Here's the situation. The writer, Melisha, is having problems with flashback. Check out the full discussion on Linked In. I joined the discussion quite late, so I'm just providing Melisha's comments to to others, and then my answer. People are urging caution and some are advising against flashback.
MELISHA ORIGINAL QUESTION: Ok so I'm a bit torn. I am working on an adaptation of my own book and the book has a critical flashback scene. Should I open with the flashback scene or leave it to tantalize the audience in Act 2? I know some movies start with the flashback as the opening scene but I think this may make my opening scene last longer than 15 minutes and furthermore the flashback is not the point of the script. What do you all think?
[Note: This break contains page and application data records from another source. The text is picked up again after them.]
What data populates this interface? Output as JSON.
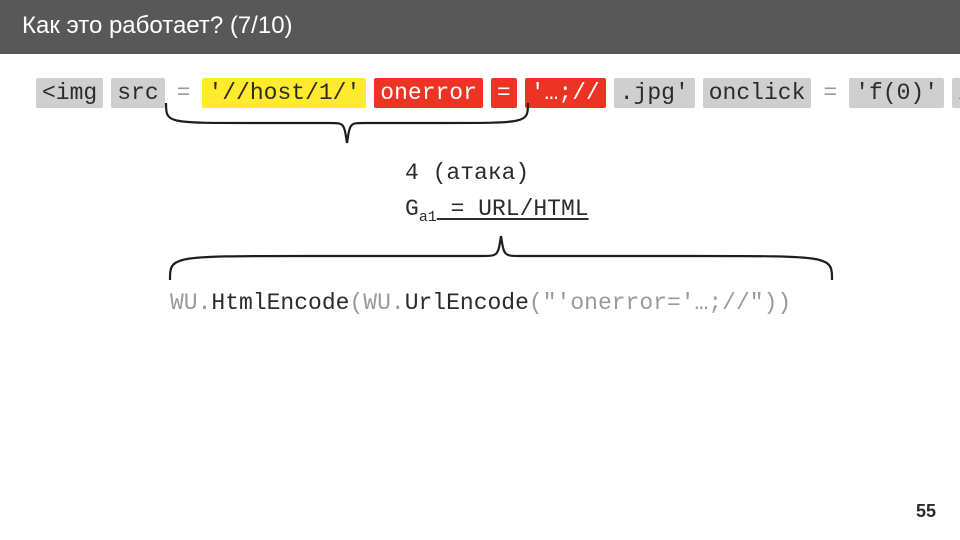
{
  "title": "Как это работает? (7/10)",
  "code": {
    "t1": "<img",
    "t2": "src",
    "eq": "=",
    "t3": "'//host/1/'",
    "t4": "onerror",
    "t5": "'…;//",
    "t6": ".jpg'",
    "t7": "onclick",
    "t8": "'f(0)'",
    "t9": "/>"
  },
  "annot": {
    "line1": "4 (атака)",
    "g_label": "G",
    "g_sub": "a1",
    "g_rest": " = URL/HTML"
  },
  "solution": {
    "p1": "WU",
    "p2": ".",
    "p3": "HtmlEncode",
    "p4": "(",
    "p5": "WU",
    "p6": ".",
    "p7": "UrlEncode",
    "p8": "(",
    "p9": "\"'onerror='…;//\"",
    "p10": "))"
  },
  "page_number": "55"
}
This adaptation is killing me.
MELISHA RESPONSE 1 : I will approach the script with caution. It is indeed a difficult script to prepare but I'm learning a lot as I go. Do you remember the movie Premonition with Sandra Bullock? I thought this was a good movie that used tons of flashback to tell the story but I was confused the entire time. I don't want to confuse the audience too much but I do have to make these transitions to help the audience understand the antagonist's reason for "stalking" the protagonist. And yes you are right, it was a few centuries ago when they met but only the antagonist is aware of this because he's been living for many centuries.
MELISHA RESPONSE 2: Well this particular flashback is a big piece of the puzzle in the story but it is the subplot so I'm thinking I will add it around the end of Act 2.
MELISHA RESPONSE 3: Let me further break down my dilimma. I have two main characters who met in the past and its a sort of deja vu thing. The storyline is in the present but I have to flashback twice to introduce the audience to the historical characters. So I opened with the antagonist because his story is important but not as important as the one of the protagonist. His flashback is minimal - about 15 minutes and will have a narrator in the background. Her flashback is the subplot and critical to understanding what is going on in the present so I want to place her in Act 2. I don't know if I should open with his flashback or open in the present and somehow squeeze his debut in somehow like as a character is thinking about something then it changes scenes to the character's thoughts.
Unfortunately I haven't seen Premonition, so I can't comment on that. However, I might be able to help you in structuring your film. As a writer who could never find any answers about flashback I wrote first one then another book on how to structure a whole family of different types of flashback, also how to structure other types of nonlinear film (for example, Pulp Fiction). The latest book (which is more up to date) is called The 21st Century Screeenplay and it's published by Silman James. It's required reading at NYU and Berkeley and lots of other film schools around the world, as well as being used by professionals, so a lot of people are finding it useful so maybe you will too.
The good news is that successful flashback films work to clear patterns, based on jumping between past and present in very specific ways at very specific points in the three act structure. In a nutshell, they jump on cliffhangers, but very specific cliffhangers and you must get these right or you'll send the audience in completely the wrong direction. The patterns are so clear that you can use them as templates.
There are actually quite a few different types of flashback, each structured differently, so you need to work out which suits your purpose. The rule is content dictates structure. For example, Slumdog Millionaire jumps back and forth between past and present with a storyline in each, whereas Goodfellas starts in the middle of the film with a crucial scene, then jumps back to the start and continues straight through from beginning to end with no more flashbacks. And there's another kind of flashback that I call a 'Life Changing Incident ' flashback, which is an incremental flashback - that is, one crucial event revealed bit by bit- as in Twelve Monkeys or Catch 22. And so on. As I say, each of these types is structured in a different way, with the jumps occurring at different times in each.
Yes, you could indeed simply tell the past through exposition, but think of Slumdog Millionaire without the flashbacks, all told through dialogue in the present. It wouldn't be half as vivid.
It's hard to comment on how precisely you should structure your film. It could feel very jerky if you open on one character, follow it for fifteen minutes, then switch to another. It may well feel as if we're in another film. My feeling is that your most likely bet is to start in the present at the second act turning point - then jump back to the disturbance of the story in the past. That's how many of these films start. That way, you should avoid the start-stop effect. But I could be wrong here. You may need to start elsewhere. You might need a different structure to suit your purpose. I stress this stuff isn't easy. . I've got some advice on my website www.lindaaronson.com but try to get hold of a copy of one of my books (they're in lots of libraries) because there are all kinds of ways to get in a mess with flashback. Good luck